### DIRECTIONS
Reprint the entries without altering anything.

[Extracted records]
::::::::
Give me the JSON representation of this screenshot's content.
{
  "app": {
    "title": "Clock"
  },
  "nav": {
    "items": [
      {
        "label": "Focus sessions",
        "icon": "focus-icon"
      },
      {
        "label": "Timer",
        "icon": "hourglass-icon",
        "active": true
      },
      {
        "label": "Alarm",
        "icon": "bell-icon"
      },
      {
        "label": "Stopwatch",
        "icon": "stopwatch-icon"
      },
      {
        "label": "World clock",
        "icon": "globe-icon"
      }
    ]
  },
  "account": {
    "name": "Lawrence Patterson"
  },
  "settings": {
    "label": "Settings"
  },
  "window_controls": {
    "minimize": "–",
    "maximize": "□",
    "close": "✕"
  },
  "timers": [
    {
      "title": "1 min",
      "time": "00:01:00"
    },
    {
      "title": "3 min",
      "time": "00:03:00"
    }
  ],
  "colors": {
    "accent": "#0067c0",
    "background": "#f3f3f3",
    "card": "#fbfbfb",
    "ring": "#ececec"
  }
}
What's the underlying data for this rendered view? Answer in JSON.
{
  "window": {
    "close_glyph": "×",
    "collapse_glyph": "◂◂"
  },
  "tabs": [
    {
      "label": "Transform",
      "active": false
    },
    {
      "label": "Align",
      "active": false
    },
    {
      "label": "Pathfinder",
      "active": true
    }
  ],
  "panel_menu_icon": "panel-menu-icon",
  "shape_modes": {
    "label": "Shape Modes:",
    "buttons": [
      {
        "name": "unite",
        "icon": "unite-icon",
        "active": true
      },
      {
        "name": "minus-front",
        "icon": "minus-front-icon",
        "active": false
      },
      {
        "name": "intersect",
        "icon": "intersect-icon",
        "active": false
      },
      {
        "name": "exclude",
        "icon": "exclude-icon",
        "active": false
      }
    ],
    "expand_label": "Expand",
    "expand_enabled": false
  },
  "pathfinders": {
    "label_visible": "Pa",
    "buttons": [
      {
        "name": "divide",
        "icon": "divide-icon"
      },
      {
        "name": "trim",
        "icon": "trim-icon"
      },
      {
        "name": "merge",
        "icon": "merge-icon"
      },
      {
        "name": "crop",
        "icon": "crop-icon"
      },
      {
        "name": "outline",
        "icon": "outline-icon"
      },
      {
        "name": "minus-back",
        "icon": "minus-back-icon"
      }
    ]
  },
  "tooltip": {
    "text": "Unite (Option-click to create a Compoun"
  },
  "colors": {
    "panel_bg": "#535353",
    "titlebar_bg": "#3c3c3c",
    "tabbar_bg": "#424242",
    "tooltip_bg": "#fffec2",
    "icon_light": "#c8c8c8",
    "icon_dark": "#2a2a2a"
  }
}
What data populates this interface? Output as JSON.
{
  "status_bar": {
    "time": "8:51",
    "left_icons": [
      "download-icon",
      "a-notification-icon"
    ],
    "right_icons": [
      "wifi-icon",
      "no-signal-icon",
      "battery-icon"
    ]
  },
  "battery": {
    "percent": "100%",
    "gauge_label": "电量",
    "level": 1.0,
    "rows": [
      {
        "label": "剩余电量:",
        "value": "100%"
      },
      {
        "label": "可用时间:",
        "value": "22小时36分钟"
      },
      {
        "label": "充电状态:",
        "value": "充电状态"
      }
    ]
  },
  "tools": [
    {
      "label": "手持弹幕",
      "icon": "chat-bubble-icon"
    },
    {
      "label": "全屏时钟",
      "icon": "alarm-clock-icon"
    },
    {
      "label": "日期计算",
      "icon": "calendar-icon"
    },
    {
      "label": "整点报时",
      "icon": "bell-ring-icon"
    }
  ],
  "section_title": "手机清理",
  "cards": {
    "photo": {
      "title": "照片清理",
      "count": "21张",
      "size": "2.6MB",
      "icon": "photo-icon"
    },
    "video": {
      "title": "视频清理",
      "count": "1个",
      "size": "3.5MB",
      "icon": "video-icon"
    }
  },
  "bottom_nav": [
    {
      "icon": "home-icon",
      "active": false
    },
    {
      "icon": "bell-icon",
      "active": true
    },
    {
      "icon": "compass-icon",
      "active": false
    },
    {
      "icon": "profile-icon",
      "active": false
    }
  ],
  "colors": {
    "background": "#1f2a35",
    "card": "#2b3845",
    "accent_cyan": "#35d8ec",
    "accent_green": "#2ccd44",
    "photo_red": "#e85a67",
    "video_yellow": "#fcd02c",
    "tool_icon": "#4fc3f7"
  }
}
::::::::
### TASK RESPONSE
Give me the JSON representation of this screenshot's content.
{
  "app": {
    "title": "Clock"
  },
  "nav": {
    "items": [
      {
        "label": "Focus sessions",
        "icon": "focus-icon"
      },
      {
        "label": "Timer",
        "icon": "hourglass-icon",
        "active": true
      },
      {
        "label": "Alarm",
        "icon": "bell-icon"
      },
      {
        "label": "Stopwatch",
        "icon": "stopwatch-icon"
      },
      {
        "label": "World clock",
        "icon": "globe-icon"
      }
    ]
  },
  "account": {
    "name": "Lawrence Patterson"
  },
  "settings": {
    "label": "Settings"
  },
  "window_controls": {
    "minimize": "–",
    "maximize": "□",
    "close": "✕"
  },
  "timers": [
    {
      "title": "1 min",
      "time": "00:01:00"
    },
    {
      "title": "3 min",
      "time": "00:03:00"
    }
  ],
  "colors": {
    "accent": "#0067c0",
    "background": "#f3f3f3",
    "card": "#fbfbfb",
    "ring": "#ececec"
  }
}
What's the underlying data for this rendered view? Answer in JSON.
{
  "window": {
    "close_glyph": "×",
    "collapse_glyph": "◂◂"
  },
  "tabs": [
    {
      "label": "Transform",
      "active": false
    },
    {
      "label": "Align",
      "active": false
    },
    {
      "label": "Pathfinder",
      "active": true
    }
  ],
  "panel_menu_icon": "panel-menu-icon",
  "shape_modes": {
    "label": "Shape Modes:",
    "buttons": [
      {
        "name": "unite",
        "icon": "unite-icon",
        "active": true
      },
      {
        "name": "minus-front",
        "icon": "minus-front-icon",
        "active": false
      },
      {
        "name": "intersect",
        "icon": "intersect-icon",
        "active": false
      },
      {
        "name": "exclude",
        "icon": "exclude-icon",
        "active": false
      }
    ],
    "expand_label": "Expand",
    "expand_enabled": false
  },
  "pathfinders": {
    "label_visible": "Pa",
    "buttons": [
      {
        "name": "divide",
        "icon": "divide-icon"
      },
      {
        "name": "trim",
        "icon": "trim-icon"
      },
      {
        "name": "merge",
        "icon": "merge-icon"
      },
      {
        "name": "crop",
        "icon": "crop-icon"
      },
      {
        "name": "outline",
        "icon": "outline-icon"
      },
      {
        "name": "minus-back",
        "icon": "minus-back-icon"
      }
    ]
  },
  "tooltip": {
    "text": "Unite (Option-click to create a Compoun"
  },
  "colors": {
    "panel_bg": "#535353",
    "titlebar_bg": "#3c3c3c",
    "tabbar_bg": "#424242",
    "tooltip_bg": "#fffec2",
    "icon_light": "#c8c8c8",
    "icon_dark": "#2a2a2a"
  }
}
What data populates this interface? Output as JSON.
{
  "status_bar": {
    "time": "8:51",
    "left_icons": [
      "download-icon",
      "a-notification-icon"
    ],
    "right_icons": [
      "wifi-icon",
      "no-signal-icon",
      "battery-icon"
    ]
  },
  "battery": {
    "percent": "100%",
    "gauge_label": "电量",
    "level": 1.0,
    "rows": [
      {
        "label": "剩余电量:",
        "value": "100%"
      },
      {
        "label": "可用时间:",
        "value": "22小时36分钟"
      },
      {
        "label": "充电状态:",
        "value": "充电状态"
      }
    ]
  },
  "tools": [
    {
      "label": "手持弹幕",
      "icon": "chat-bubble-icon"
    },
    {
      "label": "全屏时钟",
      "icon": "alarm-clock-icon"
    },
    {
      "label": "日期计算",
      "icon": "calendar-icon"
    },
    {
      "label": "整点报时",
      "icon": "bell-ring-icon"
    }
  ],
  "section_title": "手机清理",
  "cards": {
    "photo": {
      "title": "照片清理",
      "count": "21张",
      "size": "2.6MB",
      "icon": "photo-icon"
    },
    "video": {
      "title": "视频清理",
      "count": "1个",
      "size": "3.5MB",
      "icon": "video-icon"
    }
  },
  "bottom_nav": [
    {
      "icon": "home-icon",
      "active": false
    },
    {
      "icon": "bell-icon",
      "active": true
    },
    {
      "icon": "compass-icon",
      "active": false
    },
    {
      "icon": "profile-icon",
      "active": false
    }
  ],
  "colors": {
    "background": "#1f2a35",
    "card": "#2b3845",
    "accent_cyan": "#35d8ec",
    "accent_green": "#2ccd44",
    "photo_red": "#e85a67",
    "video_yellow": "#fcd02c",
    "tool_icon": "#4fc3f7"
  }
}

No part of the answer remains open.